  • Fly tags, especially newer generation fly tags, work well at controlling fly population. Most fly tags require an application of two tags per adult cattle and one tag per calf. Producers should wait until they notice a population of about 200 flies per cow before using fly tags. To reduce the chances of flies becoming insecticide resistant, producers should use pyrethroid tags for two year and  then switch to organophosphate tags for one year. Tags should be removed 5 months after they are applied to further help prevent insecticide resistance. 
  • Pours-ons and fly tags can be applied at the same time to save time and labor. Pour-on dewormers offer dual parasite protection by killing internal parasites while helping to control fly populations. However, multiple applications of pour-on dewormer throughout the year can cause internal parasite resistance issues. Pour-ons labeled for external parasites only should be used for re-applications.

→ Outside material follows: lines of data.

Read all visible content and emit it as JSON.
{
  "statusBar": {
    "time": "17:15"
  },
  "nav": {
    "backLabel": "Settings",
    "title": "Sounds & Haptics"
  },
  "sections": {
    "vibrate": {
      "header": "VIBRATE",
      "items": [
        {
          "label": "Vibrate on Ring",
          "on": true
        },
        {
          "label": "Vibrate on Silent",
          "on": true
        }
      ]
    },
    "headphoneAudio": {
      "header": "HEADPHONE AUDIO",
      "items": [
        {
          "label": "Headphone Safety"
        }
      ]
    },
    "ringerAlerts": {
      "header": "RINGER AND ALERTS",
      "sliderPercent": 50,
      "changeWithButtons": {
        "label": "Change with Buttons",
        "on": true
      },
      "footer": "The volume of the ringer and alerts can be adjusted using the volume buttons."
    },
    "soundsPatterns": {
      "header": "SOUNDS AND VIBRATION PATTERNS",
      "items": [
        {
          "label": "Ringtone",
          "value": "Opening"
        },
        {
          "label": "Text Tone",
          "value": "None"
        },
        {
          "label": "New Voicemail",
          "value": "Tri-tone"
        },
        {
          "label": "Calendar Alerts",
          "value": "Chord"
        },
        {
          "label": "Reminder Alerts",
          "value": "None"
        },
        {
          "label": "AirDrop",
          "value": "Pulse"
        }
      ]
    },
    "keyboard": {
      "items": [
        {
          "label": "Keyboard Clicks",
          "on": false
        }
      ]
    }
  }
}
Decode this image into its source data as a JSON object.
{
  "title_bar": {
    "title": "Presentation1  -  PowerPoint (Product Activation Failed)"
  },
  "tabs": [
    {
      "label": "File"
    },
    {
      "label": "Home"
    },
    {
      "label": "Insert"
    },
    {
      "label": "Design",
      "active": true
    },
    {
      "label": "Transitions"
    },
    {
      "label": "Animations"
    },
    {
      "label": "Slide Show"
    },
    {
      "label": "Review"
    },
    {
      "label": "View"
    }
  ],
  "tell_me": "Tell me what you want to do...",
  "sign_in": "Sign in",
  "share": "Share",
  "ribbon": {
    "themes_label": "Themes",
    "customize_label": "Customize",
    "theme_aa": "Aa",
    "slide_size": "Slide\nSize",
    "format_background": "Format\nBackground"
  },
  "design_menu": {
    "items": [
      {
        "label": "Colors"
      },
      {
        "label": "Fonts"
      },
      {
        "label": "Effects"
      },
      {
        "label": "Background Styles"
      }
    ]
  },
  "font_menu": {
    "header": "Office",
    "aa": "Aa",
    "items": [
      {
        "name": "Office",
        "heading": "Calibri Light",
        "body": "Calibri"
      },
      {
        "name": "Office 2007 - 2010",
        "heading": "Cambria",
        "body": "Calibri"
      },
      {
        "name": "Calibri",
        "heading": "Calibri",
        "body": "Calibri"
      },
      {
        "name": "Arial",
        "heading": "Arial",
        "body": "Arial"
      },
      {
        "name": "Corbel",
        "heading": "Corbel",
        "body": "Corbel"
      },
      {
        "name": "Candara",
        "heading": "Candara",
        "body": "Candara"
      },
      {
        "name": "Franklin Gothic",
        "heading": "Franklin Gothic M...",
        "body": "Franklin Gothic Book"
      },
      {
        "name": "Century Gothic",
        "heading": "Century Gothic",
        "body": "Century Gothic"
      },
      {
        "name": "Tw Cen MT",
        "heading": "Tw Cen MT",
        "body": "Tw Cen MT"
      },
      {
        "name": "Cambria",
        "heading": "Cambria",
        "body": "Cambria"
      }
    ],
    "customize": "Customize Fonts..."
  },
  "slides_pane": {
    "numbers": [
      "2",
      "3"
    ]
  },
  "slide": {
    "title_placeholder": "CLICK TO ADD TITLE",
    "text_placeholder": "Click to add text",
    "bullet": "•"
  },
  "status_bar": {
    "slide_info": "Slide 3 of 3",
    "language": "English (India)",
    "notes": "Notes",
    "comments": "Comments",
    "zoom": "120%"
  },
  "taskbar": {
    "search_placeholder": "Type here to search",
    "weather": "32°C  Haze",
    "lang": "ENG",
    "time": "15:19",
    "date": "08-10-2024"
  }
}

  • Feed additives are very effective at disputing the fly life cycle resulting in decreased fly population. Larvicide and insect growth regulators can be fed to cattle through a ration or free choice mineral, starting 30 days before the emergence of flies to 30 days after a hard frost. If you plan to use a feed additive to control flies, keep in mind that some flies can travel 1-2 miles. So if your neighbor is not using a fly control feed additive, you may inherit some of their flies.

It is impossible to completely eliminate a fly problem in our cow herd. Using one of these methods alone will not give you the results you are after. Using multiple methods is the best way to help lessen this burden that our cows face.